Others have said that calcium levels do not change with age. Why do you say that they do?
It is not controversial to state that calcium levels vary with age - this has been known for a long time. Studies have shown for decades that healthy children have calcium levels up into the high 10s (mg/dl) range. You are not born with a calcium level that persists for a lifetime. This is not in debate.
Over time, the calcium level drops as children become young adults. There is no magic age at which your childhood calcium drops into the adult calcium - it happens gradually. Here is the part that is not as well documented, and has not been formally published: The calcium of young adults is still somewhat higher than it will be in old age. How do I know this? From reviewing thousands and thousands of patients’ labs, and then operating on them. If I have an 80-year-old with a calcium of 10.2 mg/dl and a PTH of 50 pg/ml, I know with near certainty that I will find a parathyroid tumor. If I have a 30-year-old with the same labs, I know with near certainty that I will find normal parathyroid glands if I operate. I know this because I have encountered all of these scenarios and more. For someone who has not reviewed as many patient labs as I have, it would be harder to see the pattern, because it is somewhat subtle. The levels drop gradually, and there are no sheer cutoff points. I know from experience to adjust my interpretation of calcium levels based on age. For example, a calcium level of 10.1 in an 80-year-old is very suggestive of parathyroid disease, in a 50-year-old is pretty suggestive, in a 40-year-old is somewhat suggestive (but more labs would be needed), and in a 30-year-old is not suggestive at all.

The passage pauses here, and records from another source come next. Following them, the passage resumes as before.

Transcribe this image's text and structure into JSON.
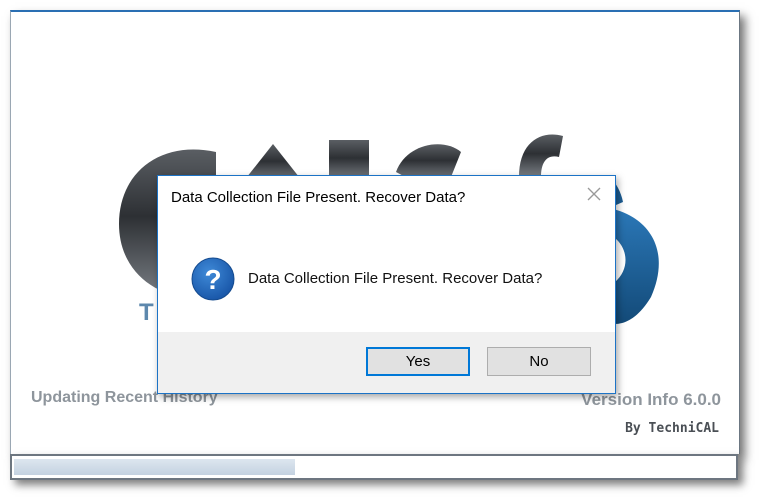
{
  "splash": {
    "logo_text": "CALC",
    "status": "Updating Recent History",
    "version": "Version Info 6.0.0",
    "byline": "By TechniCAL",
    "progress": 0.39
  },
  "dialog": {
    "title": "Data Collection File Present.  Recover Data?",
    "message": "Data Collection File Present.  Recover Data?",
    "icon": "question-icon",
    "buttons": {
      "yes": "Yes",
      "no": "No"
    }
  },
  "colors": {
    "accent": "#0078d7",
    "icon_blue": "#1e63b8",
    "logo_gray": "#3c3f43",
    "logo_blue": "#1c5d93"
  }
}
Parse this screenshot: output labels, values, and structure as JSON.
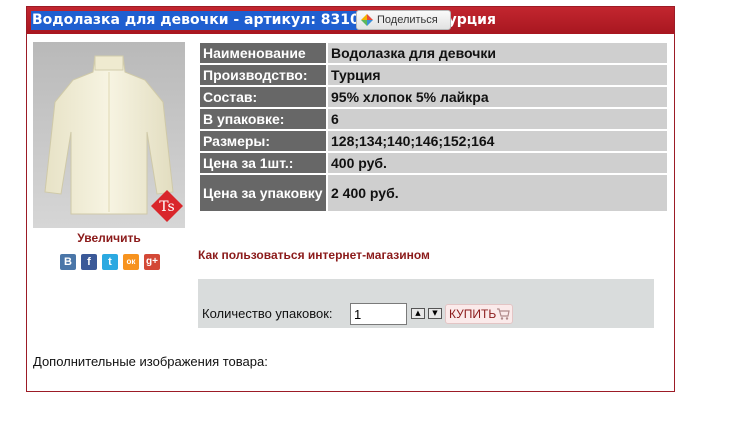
{
  "header": {
    "title_left": "Водолазка для девочки - артикул: 8310016",
    "title_right": "тво: Турция",
    "share_label": "Поделиться"
  },
  "product": {
    "zoom_label": "Увеличить",
    "logo_text": "Ts",
    "socials": [
      {
        "name": "vkontakte",
        "glyph": "B",
        "color": "#4a76a8"
      },
      {
        "name": "facebook",
        "glyph": "f",
        "color": "#3b5998"
      },
      {
        "name": "twitter",
        "glyph": "t",
        "color": "#2ba9e1"
      },
      {
        "name": "odnoklassniki",
        "glyph": "ок",
        "color": "#f7931e"
      },
      {
        "name": "google-plus",
        "glyph": "g+",
        "color": "#d34836"
      }
    ]
  },
  "props": [
    {
      "k": "Наименование",
      "v": "Водолазка для девочки"
    },
    {
      "k": "Производство:",
      "v": "Турция"
    },
    {
      "k": "Состав:",
      "v": "95% хлопок 5% лайкра"
    },
    {
      "k": "В упаковке:",
      "v": "6"
    },
    {
      "k": "Размеры:",
      "v": "128;134;140;146;152;164"
    },
    {
      "k": "Цена за 1шт.:",
      "v": "400 руб."
    },
    {
      "k": "Цена за упаковку",
      "v": "2 400 руб."
    }
  ],
  "howto_link": "Как пользоваться интернет-магазином",
  "order": {
    "qty_label": "Количество упаковок:",
    "qty_value": "1",
    "buy_label": "КУПИТЬ"
  },
  "more_images_label": "Дополнительные изображения товара:"
}
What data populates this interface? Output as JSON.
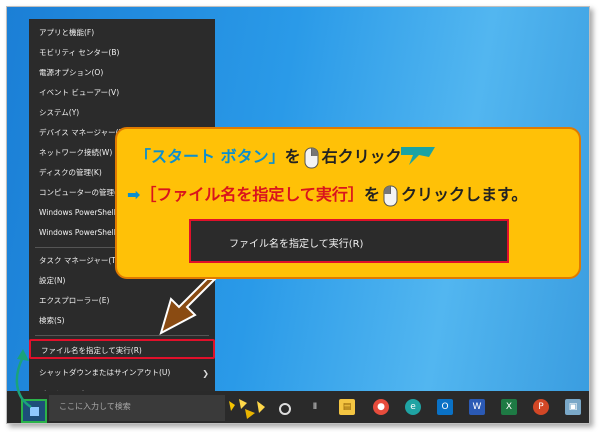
{
  "menu": {
    "items": [
      "アプリと機能(F)",
      "モビリティ センター(B)",
      "電源オプション(O)",
      "イベント ビューアー(V)",
      "システム(Y)",
      "デバイス マネージャー(M)",
      "ネットワーク接続(W)",
      "ディスクの管理(K)",
      "コンピューターの管理(G)",
      "Windows PowerShell(I)",
      "Windows PowerShell (管理者)(A)",
      "タスク マネージャー(T)",
      "設定(N)",
      "エクスプローラー(E)",
      "検索(S)",
      "ファイル名を指定して実行(R)",
      "シャットダウンまたはサインアウト(U)",
      "デスクトップ(D)"
    ]
  },
  "callout": {
    "l1_open": "「スタート ボタン」",
    "l1_wo": "を",
    "l1_right": "右クリック",
    "l2_arrow": "➡",
    "l2_item": "［ファイル名を指定して実行］",
    "l2_wo": "を",
    "l2_action": "クリックします。",
    "run_label": "ファイル名を指定して実行(R)"
  },
  "taskbar": {
    "search_placeholder": "ここに入力して検索"
  },
  "colors": {
    "callout_bg": "#ffc107",
    "highlight": "#e0102a",
    "start_highlight": "#2bb34a"
  }
}
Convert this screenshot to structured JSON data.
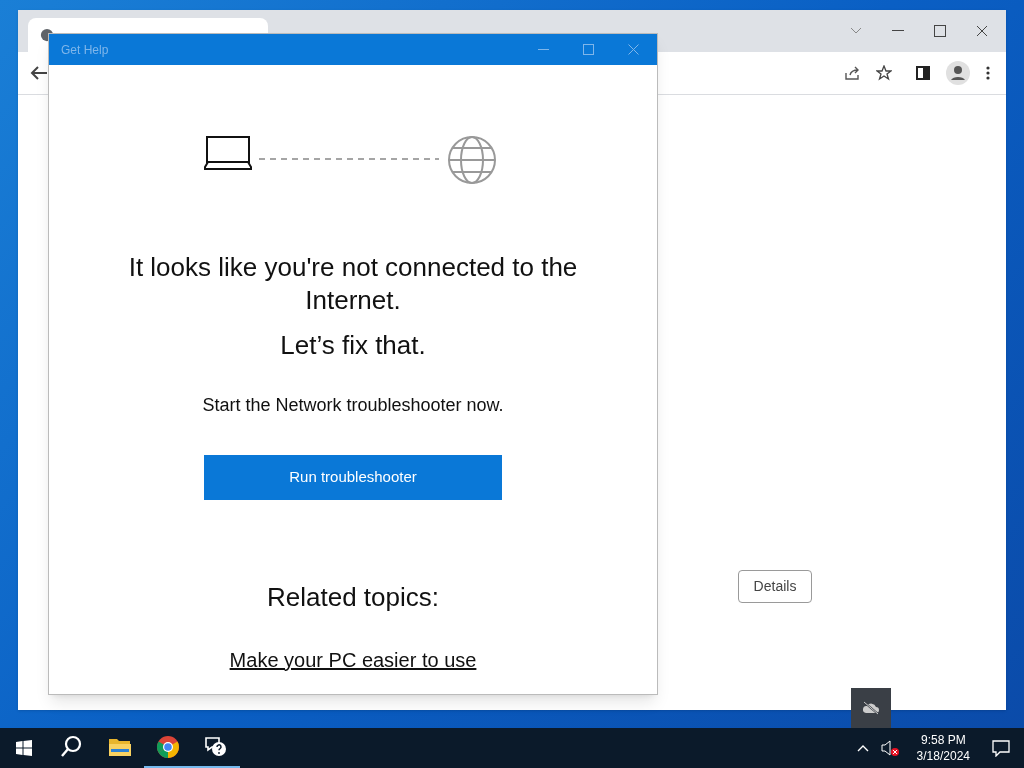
{
  "browser": {
    "details_button": "Details"
  },
  "get_help": {
    "title": "Get Help",
    "heading": "It looks like you're not connected to the Internet.",
    "subheading": "Let’s fix that.",
    "prompt": "Start the Network troubleshooter now.",
    "button": "Run troubleshooter",
    "related_title": "Related topics:",
    "related_links": [
      "Make your PC easier to use"
    ]
  },
  "taskbar": {
    "apps": [
      {
        "kind": "search",
        "running": false
      },
      {
        "kind": "folder",
        "running": false
      },
      {
        "kind": "chrome",
        "running": true
      },
      {
        "kind": "help",
        "running": true
      }
    ],
    "time": "9:58 PM",
    "date": "3/18/2024"
  }
}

Some of the confusion may be because some doctors think a calcium of 10.4 mg/dl is normal for any age, not realizing that healthy 80-year-olds should have calcium levels in the 9s. I’ve had lots of experience with parathyroid patients in their 80s, and their calcium levels are often in the low 10s, even if they have large tumors.